We then moved on to the red wines. PAUMANOK concentrates on the red varietals from the Bordeaux region of France. We tasted the Cabernet Franc, Merlot and Cabernet Sauvignon wines, as well as the Petit Verdot and Assemblage (Bordeaux Blend). Cabernet Franc is known for its bright red fruit and the bell pepper/herbaceous note. The regular bottling of PAUMANOK Cab Franc is just that - excellent, refreshing red wine with a hint of herbs over red fruit notes. The Grand Vintage, on the other hand, showed power and agebility, along with deeper notes of black fruit and a tannic grip. Their Merlot is my personal favorite, cool, light on its feet, old world wine. Especially the GV bottling. Put that one in the cellar - and watch it blossom in three to five years.
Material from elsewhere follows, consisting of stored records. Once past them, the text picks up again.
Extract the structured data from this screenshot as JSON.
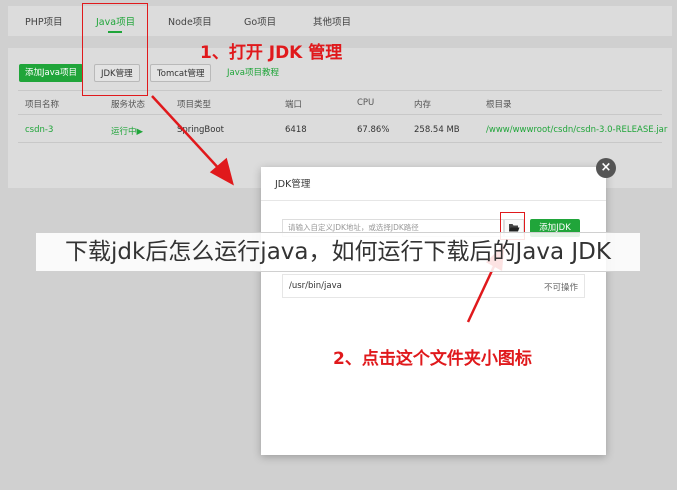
{
  "top_tabs": [
    "PHP项目",
    "Java项目",
    "Node项目",
    "Go项目",
    "其他项目"
  ],
  "toolbar": {
    "add_java_project": "添加Java项目",
    "jdk_manage": "JDK管理",
    "tomcat_manage": "Tomcat管理",
    "java_tutorial": "Java项目教程"
  },
  "table": {
    "headers": [
      "项目名称",
      "服务状态",
      "项目类型",
      "端口",
      "CPU",
      "内存",
      "根目录"
    ],
    "row": {
      "name": "csdn-3",
      "status": "运行中▶",
      "type": "SpringBoot",
      "port": "6418",
      "cpu": "67.86%",
      "memory": "258.54 MB",
      "root": "/www/wwwroot/csdn/csdn-3.0-RELEASE.jar"
    }
  },
  "annotations": {
    "step1": "1、打开 JDK 管理",
    "step2": "2、点击这个文件夹小图标"
  },
  "modal": {
    "title": "JDK管理",
    "close": "×",
    "input_placeholder": "请输入自定义JDK地址，或选择JDK路径",
    "add_button": "添加JDK",
    "jdk_path": "/usr/bin/java",
    "jdk_operation": "不可操作"
  },
  "caption": "下载jdk后怎么运行java，如何运行下载后的Java JDK",
  "colors": {
    "accent": "#20a53a",
    "annotation": "#e0191c"
  }
}
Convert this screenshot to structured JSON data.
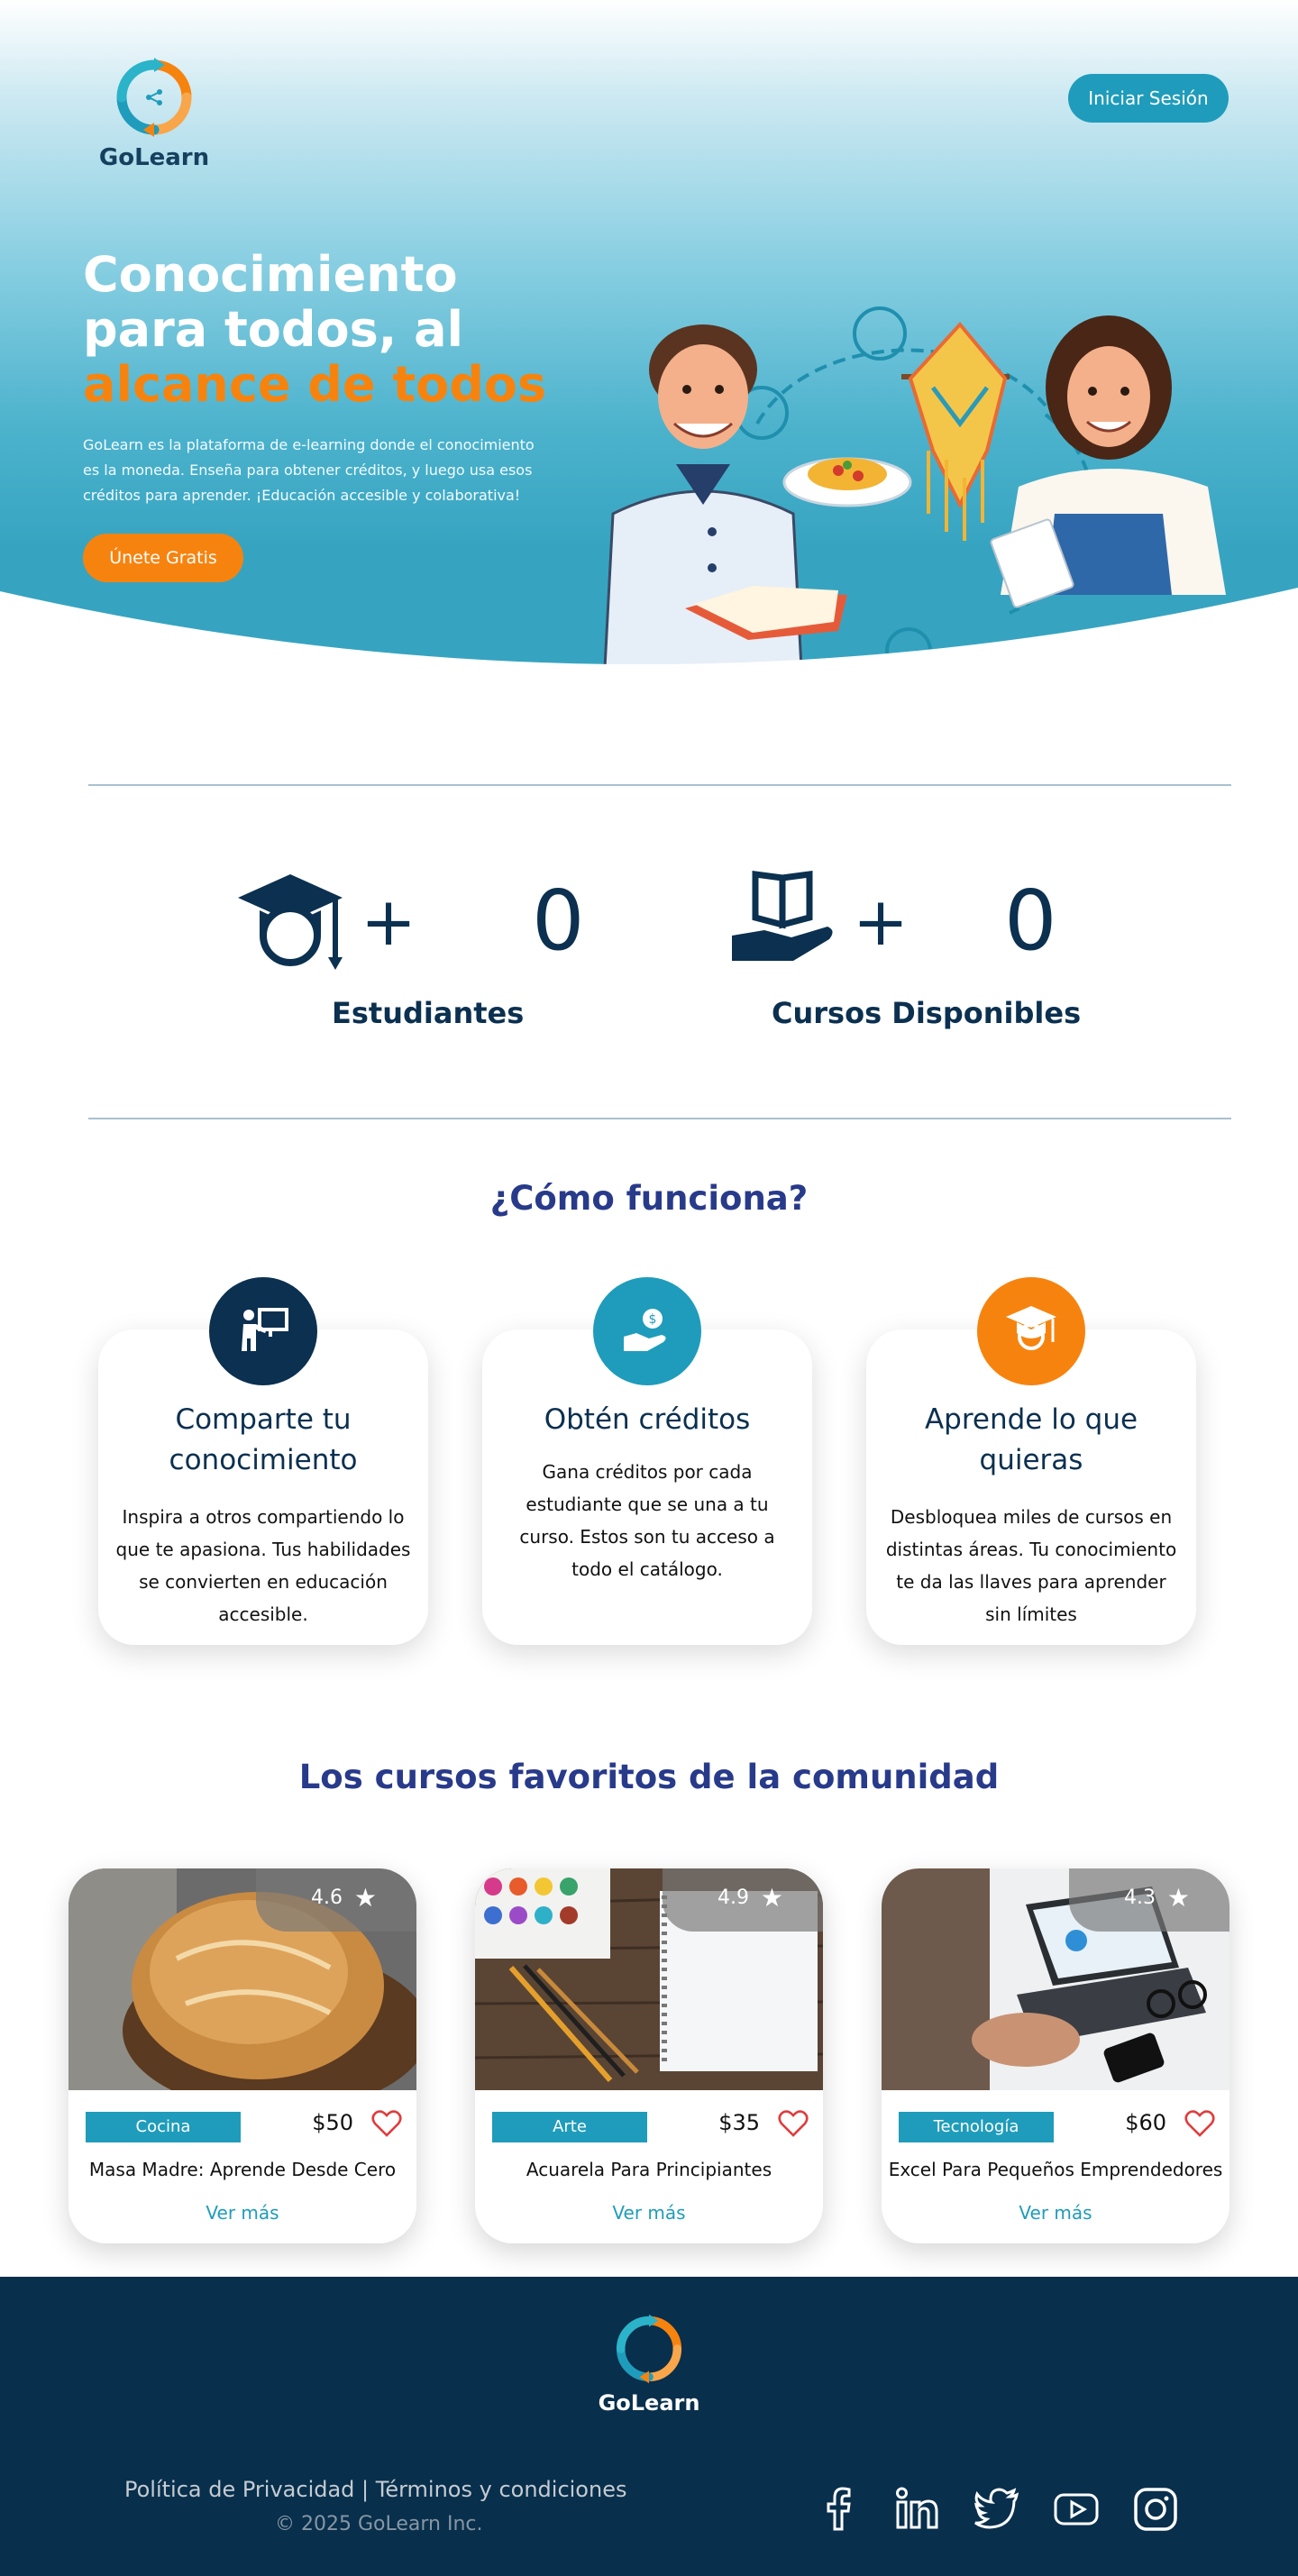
{
  "brand": {
    "name": "GoLearn"
  },
  "header": {
    "login_label": "Iniciar Sesión"
  },
  "hero": {
    "title_line1": "Conocimiento",
    "title_line2": "para todos, al",
    "title_accent": "alcance de todos",
    "description": "GoLearn es la plataforma de e-learning donde el conocimiento es la moneda. Enseña para obtener créditos, y luego usa esos créditos para aprender. ¡Educación accesible y colaborativa!",
    "cta_label": "Únete Gratis"
  },
  "stats": [
    {
      "icon": "graduate-icon",
      "plus": "+",
      "value": "0",
      "label": "Estudiantes"
    },
    {
      "icon": "book-hand-icon",
      "plus": "+",
      "value": "0",
      "label": "Cursos Disponibles"
    }
  ],
  "how": {
    "title": "¿Cómo funciona?",
    "steps": [
      {
        "icon": "teacher-board-icon",
        "color": "#0b3050",
        "title": "Comparte tu conocimiento",
        "text": "Inspira a otros compartiendo lo que te apasiona. Tus habilidades se convierten en educación accesible."
      },
      {
        "icon": "coin-hand-icon",
        "color": "#1f9cbb",
        "title": "Obtén créditos",
        "text": "Gana créditos por cada estudiante que se una a tu curso. Estos son tu acceso a todo el catálogo."
      },
      {
        "icon": "graduate-icon",
        "color": "#f7830f",
        "title": "Aprende lo que quieras",
        "text": "Desbloquea miles de cursos en distintas áreas. Tu conocimiento te da las llaves para aprender sin límites"
      }
    ]
  },
  "courses": {
    "title": "Los cursos favoritos de la comunidad",
    "items": [
      {
        "rating": "4.6",
        "category": "Cocina",
        "price": "$50",
        "title": "Masa Madre: Aprende Desde Cero",
        "more": "Ver más"
      },
      {
        "rating": "4.9",
        "category": "Arte",
        "price": "$35",
        "title": "Acuarela Para Principiantes",
        "more": "Ver más"
      },
      {
        "rating": "4.3",
        "category": "Tecnología",
        "price": "$60",
        "title": "Excel Para Pequeños Emprendedores",
        "more": "Ver más"
      }
    ]
  },
  "footer": {
    "links": "Política de Privacidad | Términos y condiciones",
    "copyright": "© 2025 GoLearn Inc.",
    "social": [
      "facebook-icon",
      "linkedin-icon",
      "twitter-icon",
      "youtube-icon",
      "instagram-icon"
    ]
  },
  "colors": {
    "accent": "#f7830f",
    "primary": "#1f9cbb",
    "navy": "#0b3050",
    "heading": "#283a8a"
  }
}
Cabernet Sauvignon is a different beast all-together, blueberry and blackberry notes dominate, surrounded by whiffs of lilac and violets. The Assemblage is always a treat, an ageworthy, complex old world blend. I have been drinking from my stash of 2005 Assemblage, and it is aging excellently, showing the possibilities of Long Island winemaking. The Limited Edition Petit Verdot is a wine that stands on its own. I still have the bottle of 2005 - the first year Charles and Kareem decided to bottle the variety separately. Who would do such a thing? But having tasted that particular 2005 PV in the barrel, I too, was one of the people asking Charles - why not? It sure tasted like it could handle it. The current vintage we tried, 2013, is stunning. Plum Power in all its sweet, sappy glory, with lushness and polish over an excellent backbone of acidity. It should easily age for a decade. The wines matched well with the “pate” and “terrine” offered at the tasting room.
We concluded our tasting with the sweet wines. Both wines, the Riesling and the Sauvignon are from 2012 - the year Hurricane Sandy hit Long Island. These were made in the Ice-Wine style, out of frozen grapes, but they are worlds apart in flavor. The Riesling shows classical notes of dry apricot and tropical fruit. It makes me think of a German Beerenauslese, especially the nutty notes and the citrus rind on the finish. The Sauvignon is a completely different wine, think caramel popcorn with hints of butterscotch and luscious, sweet finish. A brief sun-shower passed us by, as we sat on the covered balcony. It refreshed the vineyards and the flowers around the winery. It was another wonderful afternoon on the North Fork. You can find PAUMANOK vineyards on the web, as well as Facebook (@paumanokvineyards). For more detailed notes from the tasting, take a look at CellarTracker.